- Opening Delimiter -
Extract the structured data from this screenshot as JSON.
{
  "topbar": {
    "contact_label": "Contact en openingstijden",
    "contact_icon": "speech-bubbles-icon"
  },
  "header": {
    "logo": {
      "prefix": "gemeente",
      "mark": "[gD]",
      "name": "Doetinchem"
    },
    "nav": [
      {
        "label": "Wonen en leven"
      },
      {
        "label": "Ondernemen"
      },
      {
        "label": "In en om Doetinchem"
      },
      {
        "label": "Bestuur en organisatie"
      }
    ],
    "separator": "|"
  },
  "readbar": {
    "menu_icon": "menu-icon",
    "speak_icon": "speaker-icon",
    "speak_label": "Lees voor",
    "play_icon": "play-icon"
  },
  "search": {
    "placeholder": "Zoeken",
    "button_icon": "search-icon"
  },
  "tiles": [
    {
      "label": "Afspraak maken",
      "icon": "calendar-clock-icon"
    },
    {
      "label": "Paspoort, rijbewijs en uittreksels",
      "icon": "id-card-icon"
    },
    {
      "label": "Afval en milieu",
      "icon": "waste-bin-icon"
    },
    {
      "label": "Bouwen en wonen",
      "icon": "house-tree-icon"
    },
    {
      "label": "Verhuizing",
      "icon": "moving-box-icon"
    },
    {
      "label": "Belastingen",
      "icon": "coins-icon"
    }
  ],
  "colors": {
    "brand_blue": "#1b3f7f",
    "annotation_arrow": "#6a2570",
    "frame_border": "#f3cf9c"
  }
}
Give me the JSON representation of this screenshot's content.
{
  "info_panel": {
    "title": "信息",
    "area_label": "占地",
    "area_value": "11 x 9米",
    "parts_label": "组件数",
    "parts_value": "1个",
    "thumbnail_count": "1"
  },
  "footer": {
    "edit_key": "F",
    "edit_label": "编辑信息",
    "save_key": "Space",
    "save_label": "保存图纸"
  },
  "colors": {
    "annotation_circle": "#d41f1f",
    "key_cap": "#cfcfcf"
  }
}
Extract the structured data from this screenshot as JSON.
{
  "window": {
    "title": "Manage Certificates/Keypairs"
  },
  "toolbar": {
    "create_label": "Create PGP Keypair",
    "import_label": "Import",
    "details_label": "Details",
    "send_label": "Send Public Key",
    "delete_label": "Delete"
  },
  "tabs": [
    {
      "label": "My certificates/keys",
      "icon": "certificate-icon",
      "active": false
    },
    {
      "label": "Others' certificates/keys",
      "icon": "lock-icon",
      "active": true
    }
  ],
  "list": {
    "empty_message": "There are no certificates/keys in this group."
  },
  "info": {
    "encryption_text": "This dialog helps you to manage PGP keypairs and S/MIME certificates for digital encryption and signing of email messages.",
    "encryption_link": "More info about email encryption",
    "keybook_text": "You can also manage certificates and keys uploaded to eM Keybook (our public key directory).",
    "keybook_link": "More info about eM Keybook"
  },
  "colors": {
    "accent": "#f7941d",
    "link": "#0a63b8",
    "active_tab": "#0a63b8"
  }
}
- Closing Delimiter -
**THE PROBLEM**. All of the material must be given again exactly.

**RESPONSE BOX**.
Extract the structured data from this screenshot as JSON.
{
  "topbar": {
    "contact_label": "Contact en openingstijden",
    "contact_icon": "speech-bubbles-icon"
  },
  "header": {
    "logo": {
      "prefix": "gemeente",
      "mark": "[gD]",
      "name": "Doetinchem"
    },
    "nav": [
      {
        "label": "Wonen en leven"
      },
      {
        "label": "Ondernemen"
      },
      {
        "label": "In en om Doetinchem"
      },
      {
        "label": "Bestuur en organisatie"
      }
    ],
    "separator": "|"
  },
  "readbar": {
    "menu_icon": "menu-icon",
    "speak_icon": "speaker-icon",
    "speak_label": "Lees voor",
    "play_icon": "play-icon"
  },
  "search": {
    "placeholder": "Zoeken",
    "button_icon": "search-icon"
  },
  "tiles": [
    {
      "label": "Afspraak maken",
      "icon": "calendar-clock-icon"
    },
    {
      "label": "Paspoort, rijbewijs en uittreksels",
      "icon": "id-card-icon"
    },
    {
      "label": "Afval en milieu",
      "icon": "waste-bin-icon"
    },
    {
      "label": "Bouwen en wonen",
      "icon": "house-tree-icon"
    },
    {
      "label": "Verhuizing",
      "icon": "moving-box-icon"
    },
    {
      "label": "Belastingen",
      "icon": "coins-icon"
    }
  ],
  "colors": {
    "brand_blue": "#1b3f7f",
    "annotation_arrow": "#6a2570",
    "frame_border": "#f3cf9c"
  }
}
Give me the JSON representation of this screenshot's content.
{
  "info_panel": {
    "title": "信息",
    "area_label": "占地",
    "area_value": "11 x 9米",
    "parts_label": "组件数",
    "parts_value": "1个",
    "thumbnail_count": "1"
  },
  "footer": {
    "edit_key": "F",
    "edit_label": "编辑信息",
    "save_key": "Space",
    "save_label": "保存图纸"
  },
  "colors": {
    "annotation_circle": "#d41f1f",
    "key_cap": "#cfcfcf"
  }
}
Extract the structured data from this screenshot as JSON.
{
  "window": {
    "title": "Manage Certificates/Keypairs"
  },
  "toolbar": {
    "create_label": "Create PGP Keypair",
    "import_label": "Import",
    "details_label": "Details",
    "send_label": "Send Public Key",
    "delete_label": "Delete"
  },
  "tabs": [
    {
      "label": "My certificates/keys",
      "icon": "certificate-icon",
      "active": false
    },
    {
      "label": "Others' certificates/keys",
      "icon": "lock-icon",
      "active": true
    }
  ],
  "list": {
    "empty_message": "There are no certificates/keys in this group."
  },
  "info": {
    "encryption_text": "This dialog helps you to manage PGP keypairs and S/MIME certificates for digital encryption and signing of email messages.",
    "encryption_link": "More info about email encryption",
    "keybook_text": "You can also manage certificates and keys uploaded to eM Keybook (our public key directory).",
    "keybook_link": "More info about eM Keybook"
  },
  "colors": {
    "accent": "#f7941d",
    "link": "#0a63b8",
    "active_tab": "#0a63b8"
  }
}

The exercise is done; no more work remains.